As Dana Goldstein indicates, the newly minted conservative position on Iran is that, regardless of all the time and effort they’ve spent over the last four years setting up Mahmoud Ahmadinejad as the new Hitler, it really doesn’t matter who the president of Iran is, because Supreme Leader Ayatollah Ali Khamenei is in charge. In the event that Ahmadinejad is defeated at the polls, expect a landslide of conservatives making this argument. I suspect that even John McCain — who famously refused to hear anything about it last year — will suddenly magically discover that the Supreme Leader is actually the supreme leader.
[T]he most dangerous leaders in modern history are those (such as Hitler) equipped with a totalitarian ideology and a mystical belief in their own mission. Mahmoud Ahmadinejad fulfills both these criteria.
Last week, however, speaking at a Heritage Foundation event, Pipes stated that “the president of Iran, despite his title, is not the final arbiter in [national security] matters.”
The president tends to have power in the areas — in the soft areas — having to do with culture and religion and education. And it is the Rahbare, the Supreme Guide of Iran, Khomeini at first and now Khamenei who has control of the military, the law enforcement, the judiciary system, the intelligence agencies. So its not clear that the president matters that much.
As Daniel Luban reported, Pipes was at least forthright enough to admit that, were he a registered voter in Iran, he would “vote for Ahmadinejad…I would prefer to have an enemy who is forthright and blatant and obvious.” Interestingly, Pipes’ thinking neatly mirrors the thinking of extremists elsewhere, such as the contributor to an Al Qaeda-linked website who declared that “Al-Qaeda will have to support [Sen. John] McCain in the coming election,” as McCain would be more likely to continue the policies of George W. Bush, which produced a propaganda and recruiting bonanza for the terrorists.
Pipes also flatly insisted that “when it comes to building a nuclear weapon…there is a wide consensus in the Iranian leadership that building these weapons is something that is desirableand there is no known dissent from that viewpoint .”
This is untrue. There is in fact rather well known dissent from that viewpoint — in the form of a 2003 fatwa (religious-legal decree) issued by Supreme Leader Ayatollah Ali Khamenei which declared that Islam forbids the development and use of all weapons of mass destruction. It’s true that later statements and actions have called this position into question, but it’s flatly false to suggest that there is “no dissent” among the Iranian clerical leadership regarding the production and use of nuclear weapons.

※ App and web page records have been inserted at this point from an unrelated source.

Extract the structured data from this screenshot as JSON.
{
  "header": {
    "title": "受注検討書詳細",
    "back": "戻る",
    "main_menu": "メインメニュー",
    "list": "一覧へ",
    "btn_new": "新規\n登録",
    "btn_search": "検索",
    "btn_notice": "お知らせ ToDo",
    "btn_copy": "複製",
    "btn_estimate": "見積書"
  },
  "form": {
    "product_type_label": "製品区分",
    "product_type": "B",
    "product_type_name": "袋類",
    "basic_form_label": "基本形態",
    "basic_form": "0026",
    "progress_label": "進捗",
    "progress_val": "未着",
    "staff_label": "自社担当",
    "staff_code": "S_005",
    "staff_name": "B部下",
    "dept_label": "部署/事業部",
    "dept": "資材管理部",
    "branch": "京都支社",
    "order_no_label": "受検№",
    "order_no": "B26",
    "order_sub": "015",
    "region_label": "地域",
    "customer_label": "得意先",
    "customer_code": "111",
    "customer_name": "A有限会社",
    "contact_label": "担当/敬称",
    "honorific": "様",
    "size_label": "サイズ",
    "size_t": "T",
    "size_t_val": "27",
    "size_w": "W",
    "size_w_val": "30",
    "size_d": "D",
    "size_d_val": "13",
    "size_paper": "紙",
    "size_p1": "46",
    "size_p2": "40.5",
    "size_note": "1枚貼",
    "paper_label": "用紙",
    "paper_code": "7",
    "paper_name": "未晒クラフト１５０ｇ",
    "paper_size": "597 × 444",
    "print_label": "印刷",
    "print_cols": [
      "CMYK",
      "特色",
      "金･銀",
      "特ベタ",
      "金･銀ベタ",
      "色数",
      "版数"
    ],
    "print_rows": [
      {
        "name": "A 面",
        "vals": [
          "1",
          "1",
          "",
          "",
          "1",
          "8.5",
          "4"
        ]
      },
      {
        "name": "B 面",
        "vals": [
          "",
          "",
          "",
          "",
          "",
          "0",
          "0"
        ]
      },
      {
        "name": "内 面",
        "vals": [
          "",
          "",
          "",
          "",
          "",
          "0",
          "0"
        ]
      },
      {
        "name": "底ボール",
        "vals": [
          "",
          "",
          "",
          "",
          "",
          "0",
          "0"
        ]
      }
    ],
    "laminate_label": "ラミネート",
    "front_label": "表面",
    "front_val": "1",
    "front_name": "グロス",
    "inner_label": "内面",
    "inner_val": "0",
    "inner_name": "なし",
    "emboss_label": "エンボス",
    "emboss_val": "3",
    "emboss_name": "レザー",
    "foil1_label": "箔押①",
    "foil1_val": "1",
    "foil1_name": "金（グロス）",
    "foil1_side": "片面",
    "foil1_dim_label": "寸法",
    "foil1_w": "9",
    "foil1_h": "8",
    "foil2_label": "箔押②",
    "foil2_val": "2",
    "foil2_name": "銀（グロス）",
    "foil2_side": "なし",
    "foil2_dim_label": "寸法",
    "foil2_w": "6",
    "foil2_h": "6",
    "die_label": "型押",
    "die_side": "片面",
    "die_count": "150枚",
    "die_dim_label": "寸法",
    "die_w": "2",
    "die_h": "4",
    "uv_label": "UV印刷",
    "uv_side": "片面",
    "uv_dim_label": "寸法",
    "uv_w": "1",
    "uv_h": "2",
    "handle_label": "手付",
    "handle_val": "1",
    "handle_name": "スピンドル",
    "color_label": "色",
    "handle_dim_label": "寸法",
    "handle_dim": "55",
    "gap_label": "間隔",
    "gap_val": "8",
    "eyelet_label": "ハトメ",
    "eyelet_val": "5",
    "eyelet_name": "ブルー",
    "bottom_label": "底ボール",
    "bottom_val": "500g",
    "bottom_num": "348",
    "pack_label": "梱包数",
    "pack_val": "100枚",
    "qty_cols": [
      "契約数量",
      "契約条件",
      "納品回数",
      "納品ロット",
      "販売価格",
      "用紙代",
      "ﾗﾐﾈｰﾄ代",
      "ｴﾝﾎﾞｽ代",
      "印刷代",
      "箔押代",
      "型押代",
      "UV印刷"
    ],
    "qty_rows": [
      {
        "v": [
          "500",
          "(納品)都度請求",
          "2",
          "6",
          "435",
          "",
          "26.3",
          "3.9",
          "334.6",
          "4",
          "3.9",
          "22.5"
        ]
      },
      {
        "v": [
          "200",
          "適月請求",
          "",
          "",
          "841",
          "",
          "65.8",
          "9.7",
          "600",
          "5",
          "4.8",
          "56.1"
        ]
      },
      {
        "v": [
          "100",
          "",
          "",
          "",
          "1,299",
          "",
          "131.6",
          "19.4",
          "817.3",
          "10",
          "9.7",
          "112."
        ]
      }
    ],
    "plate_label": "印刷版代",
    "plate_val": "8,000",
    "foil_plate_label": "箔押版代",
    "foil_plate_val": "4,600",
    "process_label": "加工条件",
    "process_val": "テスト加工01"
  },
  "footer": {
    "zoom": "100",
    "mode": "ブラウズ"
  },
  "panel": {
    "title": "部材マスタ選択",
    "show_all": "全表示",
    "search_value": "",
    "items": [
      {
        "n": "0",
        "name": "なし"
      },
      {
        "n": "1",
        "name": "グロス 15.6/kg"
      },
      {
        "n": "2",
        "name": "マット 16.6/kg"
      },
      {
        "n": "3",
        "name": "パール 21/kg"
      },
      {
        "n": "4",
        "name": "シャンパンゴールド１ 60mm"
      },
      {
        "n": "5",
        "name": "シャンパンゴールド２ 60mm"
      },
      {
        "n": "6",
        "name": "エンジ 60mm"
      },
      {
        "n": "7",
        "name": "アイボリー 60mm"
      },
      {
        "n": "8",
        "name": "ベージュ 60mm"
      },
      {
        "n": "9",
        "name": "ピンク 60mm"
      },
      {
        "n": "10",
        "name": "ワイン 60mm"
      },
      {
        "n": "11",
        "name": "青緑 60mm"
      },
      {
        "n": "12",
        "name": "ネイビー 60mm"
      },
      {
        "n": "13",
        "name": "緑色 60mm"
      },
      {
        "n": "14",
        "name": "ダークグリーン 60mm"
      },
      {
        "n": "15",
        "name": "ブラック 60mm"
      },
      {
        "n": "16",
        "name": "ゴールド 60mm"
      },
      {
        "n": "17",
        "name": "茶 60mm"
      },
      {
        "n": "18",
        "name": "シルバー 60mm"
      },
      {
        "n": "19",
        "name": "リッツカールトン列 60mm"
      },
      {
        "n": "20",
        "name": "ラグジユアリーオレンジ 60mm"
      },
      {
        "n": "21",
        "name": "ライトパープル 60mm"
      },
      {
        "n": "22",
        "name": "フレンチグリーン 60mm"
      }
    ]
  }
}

Interestingly, the event at which Pipes spoke was called “New Thinking for Old Problems.” The old problem, I take it, being “how to gin up a war with Iran,” and the new thinking being “insist that a reformist electoral victory will be meaningless.” Of course, if Ahmadinejad wins, he’ll still be the new Hitler and the presidency will once again matter a lot.